ROTC at the U: silent prejudice

The ROTC's discrimination policy is clearly in conflict with the University's policy of equal access regardless of sexual orientation.

It’s called the “don’t ask, don’t tell” policy. But for young men and women in the Reserve Officers’ Training Corps, it means “don’t be gay,” because if somebody finds out you are gay, your ROTC career is over. No matter your skills, your dedication or your patriotism, if you’re gay, you’re out. It’s a policy steeped in homophobia and sadly, through it’s acceptance of the status quo, the University supports such a policy.

The ROTC’s discrimination policy is clearly in conflict with the University’s policy of equal access regardless of sexual orientation. But if the University were to sever ties with the ROTC, the penalties would be enormous. When Harvard Law School tried to challenge the policy, it was threatened with a loss of $328 million in federal funding.

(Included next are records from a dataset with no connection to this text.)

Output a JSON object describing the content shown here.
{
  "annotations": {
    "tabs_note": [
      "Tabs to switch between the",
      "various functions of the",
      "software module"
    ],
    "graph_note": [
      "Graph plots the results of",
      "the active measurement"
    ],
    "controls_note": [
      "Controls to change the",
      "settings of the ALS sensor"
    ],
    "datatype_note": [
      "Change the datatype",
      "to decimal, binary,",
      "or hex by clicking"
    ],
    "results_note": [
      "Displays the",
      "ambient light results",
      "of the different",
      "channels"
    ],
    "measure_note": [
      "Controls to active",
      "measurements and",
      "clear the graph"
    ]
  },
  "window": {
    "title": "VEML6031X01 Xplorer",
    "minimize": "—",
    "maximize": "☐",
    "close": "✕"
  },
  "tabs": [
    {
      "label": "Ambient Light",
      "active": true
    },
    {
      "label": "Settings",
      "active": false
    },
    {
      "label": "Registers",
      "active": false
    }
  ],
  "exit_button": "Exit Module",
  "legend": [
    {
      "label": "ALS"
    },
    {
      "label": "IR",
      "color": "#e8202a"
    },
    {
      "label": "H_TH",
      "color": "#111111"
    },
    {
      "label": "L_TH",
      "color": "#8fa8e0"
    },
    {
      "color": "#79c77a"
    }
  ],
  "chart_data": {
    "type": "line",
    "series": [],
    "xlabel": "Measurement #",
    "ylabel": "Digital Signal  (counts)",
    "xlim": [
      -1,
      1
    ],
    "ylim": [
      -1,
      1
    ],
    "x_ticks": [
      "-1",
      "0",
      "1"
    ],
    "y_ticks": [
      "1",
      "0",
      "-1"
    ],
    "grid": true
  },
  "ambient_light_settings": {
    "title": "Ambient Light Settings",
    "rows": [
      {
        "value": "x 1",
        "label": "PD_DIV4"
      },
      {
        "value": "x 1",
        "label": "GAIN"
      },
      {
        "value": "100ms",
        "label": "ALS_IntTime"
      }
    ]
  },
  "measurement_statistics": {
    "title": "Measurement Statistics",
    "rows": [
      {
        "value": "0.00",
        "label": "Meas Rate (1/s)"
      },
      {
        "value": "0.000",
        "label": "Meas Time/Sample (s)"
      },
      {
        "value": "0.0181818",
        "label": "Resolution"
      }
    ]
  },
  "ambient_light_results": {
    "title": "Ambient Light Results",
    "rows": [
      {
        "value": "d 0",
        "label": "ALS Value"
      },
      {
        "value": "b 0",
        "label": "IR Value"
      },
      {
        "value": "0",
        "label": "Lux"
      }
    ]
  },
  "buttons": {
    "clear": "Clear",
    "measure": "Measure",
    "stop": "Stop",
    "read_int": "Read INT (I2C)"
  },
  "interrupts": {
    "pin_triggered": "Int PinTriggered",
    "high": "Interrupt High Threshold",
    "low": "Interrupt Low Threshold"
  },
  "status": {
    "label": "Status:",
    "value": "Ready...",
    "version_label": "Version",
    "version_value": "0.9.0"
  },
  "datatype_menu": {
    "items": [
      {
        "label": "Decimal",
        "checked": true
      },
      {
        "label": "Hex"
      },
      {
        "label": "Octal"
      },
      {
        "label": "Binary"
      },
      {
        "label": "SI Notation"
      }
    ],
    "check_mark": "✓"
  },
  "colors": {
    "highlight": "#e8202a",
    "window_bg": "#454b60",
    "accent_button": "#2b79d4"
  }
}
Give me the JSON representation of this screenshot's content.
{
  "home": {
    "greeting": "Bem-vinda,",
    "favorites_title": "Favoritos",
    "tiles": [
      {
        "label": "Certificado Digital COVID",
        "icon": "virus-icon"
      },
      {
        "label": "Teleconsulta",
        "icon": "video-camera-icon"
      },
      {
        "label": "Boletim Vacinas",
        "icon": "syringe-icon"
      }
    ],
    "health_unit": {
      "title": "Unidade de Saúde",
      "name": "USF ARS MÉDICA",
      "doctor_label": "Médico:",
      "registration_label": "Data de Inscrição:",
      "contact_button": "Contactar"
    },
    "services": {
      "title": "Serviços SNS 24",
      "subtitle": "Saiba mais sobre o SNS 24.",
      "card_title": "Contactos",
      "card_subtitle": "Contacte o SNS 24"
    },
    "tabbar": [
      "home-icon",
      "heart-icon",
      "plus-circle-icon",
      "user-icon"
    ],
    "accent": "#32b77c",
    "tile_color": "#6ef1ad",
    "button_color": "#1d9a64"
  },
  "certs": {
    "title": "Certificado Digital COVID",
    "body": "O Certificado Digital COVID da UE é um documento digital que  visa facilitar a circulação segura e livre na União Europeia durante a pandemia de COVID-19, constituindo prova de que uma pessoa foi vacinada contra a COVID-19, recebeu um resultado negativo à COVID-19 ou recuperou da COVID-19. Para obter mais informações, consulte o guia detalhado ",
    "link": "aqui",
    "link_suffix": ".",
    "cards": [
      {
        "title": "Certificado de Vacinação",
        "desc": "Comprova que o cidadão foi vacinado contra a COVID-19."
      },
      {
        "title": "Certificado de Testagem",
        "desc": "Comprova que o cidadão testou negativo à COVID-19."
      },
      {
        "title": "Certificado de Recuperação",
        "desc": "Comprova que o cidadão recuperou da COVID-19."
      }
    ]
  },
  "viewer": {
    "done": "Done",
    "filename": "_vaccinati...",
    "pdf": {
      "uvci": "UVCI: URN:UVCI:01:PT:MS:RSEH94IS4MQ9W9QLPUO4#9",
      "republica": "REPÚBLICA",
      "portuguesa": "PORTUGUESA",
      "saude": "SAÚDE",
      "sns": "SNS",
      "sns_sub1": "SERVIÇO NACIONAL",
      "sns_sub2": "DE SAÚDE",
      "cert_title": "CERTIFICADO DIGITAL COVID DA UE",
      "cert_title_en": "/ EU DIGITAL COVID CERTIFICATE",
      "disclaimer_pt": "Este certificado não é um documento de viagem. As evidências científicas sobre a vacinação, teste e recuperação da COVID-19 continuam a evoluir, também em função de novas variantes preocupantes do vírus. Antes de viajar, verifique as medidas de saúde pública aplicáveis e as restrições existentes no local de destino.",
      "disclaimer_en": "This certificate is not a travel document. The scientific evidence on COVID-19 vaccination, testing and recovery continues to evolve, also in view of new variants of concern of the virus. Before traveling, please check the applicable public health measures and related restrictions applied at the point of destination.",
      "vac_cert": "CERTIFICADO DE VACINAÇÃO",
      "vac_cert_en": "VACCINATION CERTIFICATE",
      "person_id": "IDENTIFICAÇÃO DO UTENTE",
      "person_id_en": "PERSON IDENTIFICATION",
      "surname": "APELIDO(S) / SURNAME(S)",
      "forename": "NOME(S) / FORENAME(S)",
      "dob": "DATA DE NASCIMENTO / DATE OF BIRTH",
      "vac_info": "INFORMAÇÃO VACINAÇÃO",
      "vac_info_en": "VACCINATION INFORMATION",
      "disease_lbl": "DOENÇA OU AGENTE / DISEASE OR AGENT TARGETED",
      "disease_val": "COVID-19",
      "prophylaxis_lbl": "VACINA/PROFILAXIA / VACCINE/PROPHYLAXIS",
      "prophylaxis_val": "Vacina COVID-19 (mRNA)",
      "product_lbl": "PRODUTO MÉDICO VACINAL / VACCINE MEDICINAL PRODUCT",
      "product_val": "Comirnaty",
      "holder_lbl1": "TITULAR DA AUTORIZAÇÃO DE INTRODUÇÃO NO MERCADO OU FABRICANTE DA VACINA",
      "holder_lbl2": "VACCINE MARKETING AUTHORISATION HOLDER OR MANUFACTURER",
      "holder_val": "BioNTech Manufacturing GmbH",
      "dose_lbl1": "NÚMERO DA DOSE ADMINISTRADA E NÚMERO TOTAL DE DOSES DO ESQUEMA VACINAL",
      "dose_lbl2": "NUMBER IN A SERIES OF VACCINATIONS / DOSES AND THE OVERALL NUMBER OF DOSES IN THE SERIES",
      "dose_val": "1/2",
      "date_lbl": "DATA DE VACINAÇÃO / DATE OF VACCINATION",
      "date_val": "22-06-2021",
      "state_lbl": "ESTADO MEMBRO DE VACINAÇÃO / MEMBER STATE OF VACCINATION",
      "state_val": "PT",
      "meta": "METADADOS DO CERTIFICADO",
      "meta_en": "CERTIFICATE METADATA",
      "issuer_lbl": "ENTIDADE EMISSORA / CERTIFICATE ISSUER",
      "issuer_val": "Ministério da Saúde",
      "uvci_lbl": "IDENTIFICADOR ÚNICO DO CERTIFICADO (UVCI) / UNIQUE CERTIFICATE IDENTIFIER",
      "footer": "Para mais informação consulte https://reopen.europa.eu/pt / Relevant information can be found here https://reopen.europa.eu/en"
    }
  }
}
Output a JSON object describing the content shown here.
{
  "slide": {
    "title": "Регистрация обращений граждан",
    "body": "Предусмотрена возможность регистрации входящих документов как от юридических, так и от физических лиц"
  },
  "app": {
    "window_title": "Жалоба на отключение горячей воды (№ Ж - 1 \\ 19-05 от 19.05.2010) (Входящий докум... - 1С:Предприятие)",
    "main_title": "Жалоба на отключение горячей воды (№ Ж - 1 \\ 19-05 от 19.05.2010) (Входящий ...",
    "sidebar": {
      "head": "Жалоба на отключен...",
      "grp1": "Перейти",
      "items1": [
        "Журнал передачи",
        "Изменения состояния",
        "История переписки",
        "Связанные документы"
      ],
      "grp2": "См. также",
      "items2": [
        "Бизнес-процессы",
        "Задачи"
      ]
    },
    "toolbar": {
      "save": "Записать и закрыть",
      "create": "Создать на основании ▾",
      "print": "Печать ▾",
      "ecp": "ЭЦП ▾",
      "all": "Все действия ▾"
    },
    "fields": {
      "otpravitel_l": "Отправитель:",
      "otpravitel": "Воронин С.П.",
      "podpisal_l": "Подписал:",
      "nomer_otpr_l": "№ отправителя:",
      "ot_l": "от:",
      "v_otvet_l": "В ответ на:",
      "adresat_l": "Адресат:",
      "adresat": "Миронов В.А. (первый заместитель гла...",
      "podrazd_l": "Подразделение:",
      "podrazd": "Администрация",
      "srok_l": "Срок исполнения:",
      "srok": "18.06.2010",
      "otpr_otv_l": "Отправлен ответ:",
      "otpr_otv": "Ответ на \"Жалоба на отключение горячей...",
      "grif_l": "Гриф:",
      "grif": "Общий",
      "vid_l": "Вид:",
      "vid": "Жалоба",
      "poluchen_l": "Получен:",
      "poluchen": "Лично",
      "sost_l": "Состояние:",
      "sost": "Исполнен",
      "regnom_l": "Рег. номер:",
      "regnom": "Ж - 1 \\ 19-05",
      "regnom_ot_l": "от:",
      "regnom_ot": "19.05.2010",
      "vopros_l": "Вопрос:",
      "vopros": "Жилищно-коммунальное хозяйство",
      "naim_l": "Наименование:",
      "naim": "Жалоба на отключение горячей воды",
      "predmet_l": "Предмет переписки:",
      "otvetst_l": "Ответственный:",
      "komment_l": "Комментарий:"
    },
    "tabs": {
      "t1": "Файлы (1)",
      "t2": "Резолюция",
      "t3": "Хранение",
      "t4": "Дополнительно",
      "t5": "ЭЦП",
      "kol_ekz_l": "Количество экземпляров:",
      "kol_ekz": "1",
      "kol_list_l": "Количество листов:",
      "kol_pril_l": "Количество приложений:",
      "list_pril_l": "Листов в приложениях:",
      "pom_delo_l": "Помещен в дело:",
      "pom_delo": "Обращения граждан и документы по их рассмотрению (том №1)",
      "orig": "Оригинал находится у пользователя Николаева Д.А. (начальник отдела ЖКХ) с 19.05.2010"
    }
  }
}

This is not to say the ROTC is not an extremely beneficial program that provides opportunities to many who might not otherwise have them. The ROTC is a good program, but its discrimination policy violates the very principles the military swears to defend.

The military has dismissed nearly 10,000 people since the policy was instituted under the Clinton administration. Interestingly, since the United States has been involved in Iraq, dismissals are down 17 percent, hinting at the irrationality of the military’s stance. The military argues that it is crucial to military operations and especially combat situations that homosexuals be kept out of the military.

According to the military, allowing homosexuals would lead to decreased morale and trust. The same argument was used to keep women and minorities out of the military, but that reasoning has been proven false. Granted, initial tensions might exist between soldiers, but with the realization that their lives are mutually dependent, prejudice will subside.

“Don’t ask, don’t tell” reinforces the worst stereotypes and perpetuates prejudice. The University’s silence is paramount to acceptance.